_WHAT IS BEING ASKED_
Check every line of the records below for the string "data" and copy the ones that have it.
= = =
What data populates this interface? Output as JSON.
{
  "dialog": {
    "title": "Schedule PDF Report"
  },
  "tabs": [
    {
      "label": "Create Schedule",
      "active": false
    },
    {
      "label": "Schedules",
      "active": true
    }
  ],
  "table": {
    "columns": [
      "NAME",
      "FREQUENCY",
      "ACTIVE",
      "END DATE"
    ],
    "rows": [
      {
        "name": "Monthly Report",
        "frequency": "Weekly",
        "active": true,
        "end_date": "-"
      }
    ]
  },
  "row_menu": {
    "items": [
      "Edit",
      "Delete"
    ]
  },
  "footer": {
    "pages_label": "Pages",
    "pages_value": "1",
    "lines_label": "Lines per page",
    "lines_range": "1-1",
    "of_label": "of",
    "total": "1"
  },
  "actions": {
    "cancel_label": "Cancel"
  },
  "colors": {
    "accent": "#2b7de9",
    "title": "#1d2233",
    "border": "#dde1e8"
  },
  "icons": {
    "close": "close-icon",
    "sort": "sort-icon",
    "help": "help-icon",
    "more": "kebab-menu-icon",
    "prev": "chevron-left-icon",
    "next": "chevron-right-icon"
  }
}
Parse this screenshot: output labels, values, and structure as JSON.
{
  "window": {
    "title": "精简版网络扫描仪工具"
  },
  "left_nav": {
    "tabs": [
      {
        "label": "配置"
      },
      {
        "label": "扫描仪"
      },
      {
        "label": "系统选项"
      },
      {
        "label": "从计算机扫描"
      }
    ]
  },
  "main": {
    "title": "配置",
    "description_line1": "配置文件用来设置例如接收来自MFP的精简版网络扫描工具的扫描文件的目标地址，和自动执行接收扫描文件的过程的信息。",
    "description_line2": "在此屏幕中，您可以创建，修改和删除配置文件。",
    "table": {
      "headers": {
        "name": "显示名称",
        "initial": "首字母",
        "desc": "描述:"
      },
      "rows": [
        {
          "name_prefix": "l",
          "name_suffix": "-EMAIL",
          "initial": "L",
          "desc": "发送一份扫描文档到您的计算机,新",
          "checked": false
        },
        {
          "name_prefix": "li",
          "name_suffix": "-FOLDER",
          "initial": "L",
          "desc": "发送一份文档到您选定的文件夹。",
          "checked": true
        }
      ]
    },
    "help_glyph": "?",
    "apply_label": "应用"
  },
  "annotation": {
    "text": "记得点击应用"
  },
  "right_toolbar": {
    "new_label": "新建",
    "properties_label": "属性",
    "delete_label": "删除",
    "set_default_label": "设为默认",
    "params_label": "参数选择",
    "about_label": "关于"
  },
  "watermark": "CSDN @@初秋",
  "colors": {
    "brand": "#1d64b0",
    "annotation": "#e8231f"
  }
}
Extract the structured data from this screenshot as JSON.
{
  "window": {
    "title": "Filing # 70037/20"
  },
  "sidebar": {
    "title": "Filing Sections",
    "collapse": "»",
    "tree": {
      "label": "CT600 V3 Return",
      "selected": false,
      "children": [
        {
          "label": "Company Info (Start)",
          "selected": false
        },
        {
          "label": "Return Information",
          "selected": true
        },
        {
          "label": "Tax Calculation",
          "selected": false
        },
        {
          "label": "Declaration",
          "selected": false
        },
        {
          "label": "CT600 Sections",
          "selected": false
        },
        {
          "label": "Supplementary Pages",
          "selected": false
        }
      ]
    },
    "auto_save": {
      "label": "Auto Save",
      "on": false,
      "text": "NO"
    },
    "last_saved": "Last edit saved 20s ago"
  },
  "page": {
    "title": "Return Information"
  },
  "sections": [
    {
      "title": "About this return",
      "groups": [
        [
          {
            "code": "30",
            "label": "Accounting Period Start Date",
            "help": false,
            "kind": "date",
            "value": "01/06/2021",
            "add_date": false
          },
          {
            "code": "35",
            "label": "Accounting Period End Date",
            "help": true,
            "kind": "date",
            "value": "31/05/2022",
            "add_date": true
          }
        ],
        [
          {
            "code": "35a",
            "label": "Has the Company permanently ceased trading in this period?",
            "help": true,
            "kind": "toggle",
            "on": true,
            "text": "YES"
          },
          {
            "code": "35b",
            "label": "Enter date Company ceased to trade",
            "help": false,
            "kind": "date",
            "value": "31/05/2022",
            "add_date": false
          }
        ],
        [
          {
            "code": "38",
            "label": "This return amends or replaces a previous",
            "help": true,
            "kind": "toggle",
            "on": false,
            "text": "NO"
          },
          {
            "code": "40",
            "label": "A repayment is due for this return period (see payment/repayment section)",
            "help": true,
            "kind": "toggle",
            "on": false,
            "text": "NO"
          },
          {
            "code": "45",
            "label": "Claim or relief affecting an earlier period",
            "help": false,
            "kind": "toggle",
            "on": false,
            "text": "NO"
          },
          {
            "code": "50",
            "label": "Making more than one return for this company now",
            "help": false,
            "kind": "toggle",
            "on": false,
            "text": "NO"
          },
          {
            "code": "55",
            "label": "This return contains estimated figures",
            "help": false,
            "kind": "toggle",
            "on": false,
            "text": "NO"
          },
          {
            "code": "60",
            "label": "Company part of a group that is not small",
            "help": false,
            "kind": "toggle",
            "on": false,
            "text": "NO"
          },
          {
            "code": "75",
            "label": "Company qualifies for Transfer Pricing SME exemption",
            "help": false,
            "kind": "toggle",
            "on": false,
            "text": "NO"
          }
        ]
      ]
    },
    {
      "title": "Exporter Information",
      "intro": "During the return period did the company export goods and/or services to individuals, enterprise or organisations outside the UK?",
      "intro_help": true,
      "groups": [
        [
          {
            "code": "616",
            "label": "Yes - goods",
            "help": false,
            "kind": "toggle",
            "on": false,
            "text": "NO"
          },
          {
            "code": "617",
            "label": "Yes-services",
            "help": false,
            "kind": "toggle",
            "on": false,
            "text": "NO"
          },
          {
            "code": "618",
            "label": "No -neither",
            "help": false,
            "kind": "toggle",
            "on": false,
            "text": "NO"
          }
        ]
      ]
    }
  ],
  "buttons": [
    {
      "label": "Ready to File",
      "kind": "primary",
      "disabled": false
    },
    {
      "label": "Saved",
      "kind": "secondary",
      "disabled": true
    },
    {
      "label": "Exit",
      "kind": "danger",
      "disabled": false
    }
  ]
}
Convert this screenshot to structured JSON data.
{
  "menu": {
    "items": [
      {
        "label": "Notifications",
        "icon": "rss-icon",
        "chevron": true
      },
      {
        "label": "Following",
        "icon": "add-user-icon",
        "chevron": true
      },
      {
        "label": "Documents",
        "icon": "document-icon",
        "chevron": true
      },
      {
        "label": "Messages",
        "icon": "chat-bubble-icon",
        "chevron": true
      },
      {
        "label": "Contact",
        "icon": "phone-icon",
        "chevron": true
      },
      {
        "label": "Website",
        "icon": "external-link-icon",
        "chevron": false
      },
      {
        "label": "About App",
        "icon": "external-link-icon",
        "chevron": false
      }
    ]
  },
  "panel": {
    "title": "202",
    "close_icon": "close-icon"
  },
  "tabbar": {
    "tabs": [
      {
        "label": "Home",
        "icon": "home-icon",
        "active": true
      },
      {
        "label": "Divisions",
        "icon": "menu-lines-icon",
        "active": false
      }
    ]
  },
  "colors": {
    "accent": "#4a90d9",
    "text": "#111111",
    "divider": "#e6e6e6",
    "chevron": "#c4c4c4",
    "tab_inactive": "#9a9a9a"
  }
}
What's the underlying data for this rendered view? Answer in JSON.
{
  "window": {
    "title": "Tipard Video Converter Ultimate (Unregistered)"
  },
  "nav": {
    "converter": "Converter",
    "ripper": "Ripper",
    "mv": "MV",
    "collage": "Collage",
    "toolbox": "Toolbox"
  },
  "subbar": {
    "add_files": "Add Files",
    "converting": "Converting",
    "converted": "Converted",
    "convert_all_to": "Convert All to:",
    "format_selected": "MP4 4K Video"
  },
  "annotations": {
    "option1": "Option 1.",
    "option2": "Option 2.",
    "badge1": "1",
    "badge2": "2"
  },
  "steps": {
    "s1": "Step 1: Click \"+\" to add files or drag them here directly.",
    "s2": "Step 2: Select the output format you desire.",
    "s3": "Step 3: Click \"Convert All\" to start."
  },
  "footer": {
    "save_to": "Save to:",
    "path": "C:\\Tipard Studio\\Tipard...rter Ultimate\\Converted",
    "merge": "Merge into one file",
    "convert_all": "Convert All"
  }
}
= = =
_THE COMPLETED TASK_
What data populates this interface? Output as JSON.
Extract the structured data from this screenshot as JSON.
Convert this screenshot to structured JSON data.
What's the underlying data for this rendered view? Answer in JSON.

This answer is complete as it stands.